TOKYO: Crude prices rose on Friday but were set to drop for the week as concerns about oversupply and lower demand due to a possible economic slowdown caused by the trade conflict between the United States and China, the world’s two biggest oil users.
Brent oil rose 7 cents to $72.65 a barrel by 0354 GMT, after rising to $73.04 earlier in the day.
US West Texas Intermediate (WTI) was up 14 cents at $69.60 a barrel, after reaching a high of $70.03 earlier.
However, both benchmarks are on track for their third weekly loss, after big declines on Monday, with Brent set to drop 3.6 percent and WTI to fall by 2 percent.
Prices have been dragged down by concerns about oversupply as some production returned after outages, while trade tensions between the US and China stoked fears of damage to their economies and commodities demand.
Saudi Arabia had moved on Thursday to allay fears of oversupply, which had supported prices.
But concerns about US and China are coming to fore again as China’s currency falls, said Stephen Innes, head of trading APAC at OANDA brokerage.
“Risk sentiment is wobbling, which I believe is attributed to PBOC pushing the RMB complex lower via the fix,” Innes said. “Markets are now nervous, not only about a trade war, but also a currency war.”
The People’s Bank of China (PBOC) on Friday lowered its mid-point for the yuan for the seventh straight trading day to the lowest in a year.
With China showing little signs of arresting its currency’s depreciation, the yuan promptly retreated to a near 13-month low.
Lower oil demand in the United States and China caused by an economic slowdown from their trade war would have oversized impacts on the market.
The US accounted for 20.2 percent of global oil demand in 2017 while China consumed 13 percent of the world’s oil last year, according to the BP Statistical Review of Energy.
There was some support for prices based on comments from Saudi Arabia, the world’s biggest oil exporter, that it would cut crude shipments.
The country expects exports to drop by roughly 100,000 barrels per day in August as it works to ensure it does not push oil into the market beyond customers’ needs, the kingdom’s Organization of the Petroleum Exporting Countries Governor Adeeb Al-Aama said.

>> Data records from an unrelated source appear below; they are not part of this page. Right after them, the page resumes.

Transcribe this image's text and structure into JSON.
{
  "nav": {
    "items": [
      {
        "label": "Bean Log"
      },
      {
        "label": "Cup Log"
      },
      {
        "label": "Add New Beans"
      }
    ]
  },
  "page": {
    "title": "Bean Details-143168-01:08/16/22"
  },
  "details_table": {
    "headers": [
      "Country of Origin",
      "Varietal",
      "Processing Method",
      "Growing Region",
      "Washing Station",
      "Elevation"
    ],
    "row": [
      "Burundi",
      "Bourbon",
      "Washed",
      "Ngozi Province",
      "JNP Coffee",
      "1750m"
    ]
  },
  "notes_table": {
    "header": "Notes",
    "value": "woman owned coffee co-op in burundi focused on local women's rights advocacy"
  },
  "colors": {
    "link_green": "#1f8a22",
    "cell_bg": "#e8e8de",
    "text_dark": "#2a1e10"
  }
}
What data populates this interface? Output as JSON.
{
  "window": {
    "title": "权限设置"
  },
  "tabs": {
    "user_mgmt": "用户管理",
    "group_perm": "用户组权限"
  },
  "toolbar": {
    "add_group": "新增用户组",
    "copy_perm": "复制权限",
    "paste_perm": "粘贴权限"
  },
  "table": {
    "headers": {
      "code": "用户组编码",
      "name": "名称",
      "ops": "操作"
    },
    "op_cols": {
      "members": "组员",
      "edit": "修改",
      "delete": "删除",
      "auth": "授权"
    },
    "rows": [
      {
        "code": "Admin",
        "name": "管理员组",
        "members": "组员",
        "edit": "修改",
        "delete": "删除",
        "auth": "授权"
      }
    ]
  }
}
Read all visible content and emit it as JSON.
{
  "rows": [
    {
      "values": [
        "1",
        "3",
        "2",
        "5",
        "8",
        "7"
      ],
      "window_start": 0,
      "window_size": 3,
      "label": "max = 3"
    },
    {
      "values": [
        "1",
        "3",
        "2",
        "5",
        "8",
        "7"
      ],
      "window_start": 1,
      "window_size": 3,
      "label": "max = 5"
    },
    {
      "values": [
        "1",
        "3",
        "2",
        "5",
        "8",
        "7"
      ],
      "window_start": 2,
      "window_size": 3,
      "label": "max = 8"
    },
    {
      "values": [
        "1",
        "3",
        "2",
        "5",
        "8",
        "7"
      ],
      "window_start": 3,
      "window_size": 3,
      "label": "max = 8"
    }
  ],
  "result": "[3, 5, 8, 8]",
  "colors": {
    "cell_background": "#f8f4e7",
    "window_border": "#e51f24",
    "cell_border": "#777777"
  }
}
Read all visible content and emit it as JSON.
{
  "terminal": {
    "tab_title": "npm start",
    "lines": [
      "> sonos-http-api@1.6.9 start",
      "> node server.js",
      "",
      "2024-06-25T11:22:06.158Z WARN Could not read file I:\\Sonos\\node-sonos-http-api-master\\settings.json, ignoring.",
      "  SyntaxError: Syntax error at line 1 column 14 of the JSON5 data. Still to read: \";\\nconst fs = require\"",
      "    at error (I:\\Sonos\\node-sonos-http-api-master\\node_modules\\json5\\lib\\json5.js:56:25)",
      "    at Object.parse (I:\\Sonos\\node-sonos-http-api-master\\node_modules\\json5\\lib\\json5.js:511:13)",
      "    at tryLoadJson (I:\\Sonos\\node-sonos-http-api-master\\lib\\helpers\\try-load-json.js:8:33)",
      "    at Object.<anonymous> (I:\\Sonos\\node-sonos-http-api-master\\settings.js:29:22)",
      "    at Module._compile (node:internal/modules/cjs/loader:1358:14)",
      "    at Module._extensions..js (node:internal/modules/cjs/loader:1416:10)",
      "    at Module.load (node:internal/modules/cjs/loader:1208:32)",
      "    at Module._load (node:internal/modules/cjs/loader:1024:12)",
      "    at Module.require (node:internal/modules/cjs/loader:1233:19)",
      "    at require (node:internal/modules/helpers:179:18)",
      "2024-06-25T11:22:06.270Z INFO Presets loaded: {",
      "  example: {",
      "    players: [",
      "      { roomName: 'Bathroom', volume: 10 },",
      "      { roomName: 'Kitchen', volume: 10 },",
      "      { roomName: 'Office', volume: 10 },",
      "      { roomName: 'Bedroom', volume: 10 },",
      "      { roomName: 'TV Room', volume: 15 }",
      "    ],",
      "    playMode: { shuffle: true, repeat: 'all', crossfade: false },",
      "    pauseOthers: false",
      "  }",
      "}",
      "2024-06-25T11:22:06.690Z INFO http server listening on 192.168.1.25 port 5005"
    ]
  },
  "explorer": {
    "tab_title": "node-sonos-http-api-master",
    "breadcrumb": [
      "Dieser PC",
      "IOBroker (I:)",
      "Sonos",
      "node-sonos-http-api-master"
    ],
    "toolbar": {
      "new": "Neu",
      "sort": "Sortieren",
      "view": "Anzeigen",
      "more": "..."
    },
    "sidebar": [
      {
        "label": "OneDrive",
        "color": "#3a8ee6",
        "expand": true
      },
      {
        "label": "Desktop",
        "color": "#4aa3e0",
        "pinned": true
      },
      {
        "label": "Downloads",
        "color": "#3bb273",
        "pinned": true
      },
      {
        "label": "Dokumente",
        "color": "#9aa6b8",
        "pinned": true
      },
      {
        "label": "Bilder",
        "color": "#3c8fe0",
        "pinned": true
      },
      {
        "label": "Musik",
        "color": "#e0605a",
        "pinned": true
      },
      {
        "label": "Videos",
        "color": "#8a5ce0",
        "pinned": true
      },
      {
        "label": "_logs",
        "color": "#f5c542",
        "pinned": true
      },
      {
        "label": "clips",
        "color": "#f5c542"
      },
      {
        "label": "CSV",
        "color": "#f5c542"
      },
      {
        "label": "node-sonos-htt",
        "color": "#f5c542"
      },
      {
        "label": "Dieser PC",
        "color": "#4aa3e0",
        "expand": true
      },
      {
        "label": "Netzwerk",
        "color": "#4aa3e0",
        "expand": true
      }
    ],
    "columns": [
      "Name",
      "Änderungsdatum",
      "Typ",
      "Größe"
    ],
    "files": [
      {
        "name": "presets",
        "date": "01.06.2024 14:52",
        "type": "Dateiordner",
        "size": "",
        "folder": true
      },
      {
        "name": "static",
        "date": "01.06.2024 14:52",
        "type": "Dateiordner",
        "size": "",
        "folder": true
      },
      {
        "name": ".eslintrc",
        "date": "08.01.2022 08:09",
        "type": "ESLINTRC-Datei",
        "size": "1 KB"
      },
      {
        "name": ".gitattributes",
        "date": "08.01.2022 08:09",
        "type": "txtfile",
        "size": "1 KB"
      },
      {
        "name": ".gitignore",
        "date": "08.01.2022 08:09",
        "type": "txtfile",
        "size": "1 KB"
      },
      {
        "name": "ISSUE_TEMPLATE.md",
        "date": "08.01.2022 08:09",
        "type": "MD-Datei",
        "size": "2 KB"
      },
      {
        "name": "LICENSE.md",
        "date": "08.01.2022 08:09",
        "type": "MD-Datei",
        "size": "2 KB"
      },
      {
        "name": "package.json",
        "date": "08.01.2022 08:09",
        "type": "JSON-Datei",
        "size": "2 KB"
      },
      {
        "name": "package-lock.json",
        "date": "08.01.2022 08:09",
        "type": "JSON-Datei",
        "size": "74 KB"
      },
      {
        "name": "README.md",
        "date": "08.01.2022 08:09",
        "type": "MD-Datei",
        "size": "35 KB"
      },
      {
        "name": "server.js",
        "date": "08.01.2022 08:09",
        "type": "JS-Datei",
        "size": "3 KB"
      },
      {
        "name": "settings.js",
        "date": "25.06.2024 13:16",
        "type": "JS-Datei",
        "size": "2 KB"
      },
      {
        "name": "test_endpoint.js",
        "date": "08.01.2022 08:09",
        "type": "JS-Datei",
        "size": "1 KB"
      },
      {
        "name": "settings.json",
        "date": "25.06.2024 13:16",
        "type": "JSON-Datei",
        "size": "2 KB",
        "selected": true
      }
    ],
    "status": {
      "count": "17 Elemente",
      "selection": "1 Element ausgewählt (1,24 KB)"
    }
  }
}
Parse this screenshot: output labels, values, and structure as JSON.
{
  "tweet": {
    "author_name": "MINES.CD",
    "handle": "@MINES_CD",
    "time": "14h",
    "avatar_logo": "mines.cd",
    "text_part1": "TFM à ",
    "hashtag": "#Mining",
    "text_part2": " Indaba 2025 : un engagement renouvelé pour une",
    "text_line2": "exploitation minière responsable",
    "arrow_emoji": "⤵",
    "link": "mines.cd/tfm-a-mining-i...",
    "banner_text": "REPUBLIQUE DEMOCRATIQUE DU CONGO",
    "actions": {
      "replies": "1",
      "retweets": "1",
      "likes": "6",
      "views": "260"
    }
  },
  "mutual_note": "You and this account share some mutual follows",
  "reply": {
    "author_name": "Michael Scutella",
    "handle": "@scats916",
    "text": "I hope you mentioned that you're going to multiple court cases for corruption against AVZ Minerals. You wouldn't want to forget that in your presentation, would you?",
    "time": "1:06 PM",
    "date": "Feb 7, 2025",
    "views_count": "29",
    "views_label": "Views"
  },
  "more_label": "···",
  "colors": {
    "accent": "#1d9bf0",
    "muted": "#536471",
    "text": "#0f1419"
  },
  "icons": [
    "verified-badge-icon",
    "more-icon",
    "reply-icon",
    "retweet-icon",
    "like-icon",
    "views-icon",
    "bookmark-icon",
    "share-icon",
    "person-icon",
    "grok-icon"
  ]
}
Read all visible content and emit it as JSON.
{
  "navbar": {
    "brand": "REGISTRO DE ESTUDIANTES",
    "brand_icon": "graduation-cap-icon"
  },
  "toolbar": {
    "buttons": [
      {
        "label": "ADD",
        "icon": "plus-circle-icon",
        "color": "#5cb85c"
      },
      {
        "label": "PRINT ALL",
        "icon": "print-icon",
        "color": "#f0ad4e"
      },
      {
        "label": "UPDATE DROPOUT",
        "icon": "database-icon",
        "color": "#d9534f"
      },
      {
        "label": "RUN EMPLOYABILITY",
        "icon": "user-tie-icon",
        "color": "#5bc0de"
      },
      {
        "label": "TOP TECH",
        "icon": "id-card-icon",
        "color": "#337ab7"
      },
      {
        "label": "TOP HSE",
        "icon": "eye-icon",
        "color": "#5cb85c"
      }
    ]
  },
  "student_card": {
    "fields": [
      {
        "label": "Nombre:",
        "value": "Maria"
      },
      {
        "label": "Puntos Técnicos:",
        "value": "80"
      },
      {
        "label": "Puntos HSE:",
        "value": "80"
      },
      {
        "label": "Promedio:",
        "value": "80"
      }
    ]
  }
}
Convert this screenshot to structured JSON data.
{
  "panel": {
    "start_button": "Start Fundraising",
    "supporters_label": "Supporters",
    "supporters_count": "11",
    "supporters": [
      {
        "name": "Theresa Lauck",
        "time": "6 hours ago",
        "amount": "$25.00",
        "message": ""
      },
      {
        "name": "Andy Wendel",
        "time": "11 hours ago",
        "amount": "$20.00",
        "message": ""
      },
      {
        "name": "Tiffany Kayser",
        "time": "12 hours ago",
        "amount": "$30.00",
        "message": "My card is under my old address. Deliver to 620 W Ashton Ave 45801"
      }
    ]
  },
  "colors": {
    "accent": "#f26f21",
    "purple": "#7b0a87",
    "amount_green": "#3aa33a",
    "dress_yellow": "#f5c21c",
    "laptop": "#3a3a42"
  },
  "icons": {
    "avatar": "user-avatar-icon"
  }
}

“Despite the international oil markets being well balanced in the third quarter, there will still be substantial stock draws due to robust demand and seasonality factors in the second half,” Al-Aama said in a statement.
He also said concerns that Saudi Arabia and its partners are moving to substantially oversupply the market are “without basis.”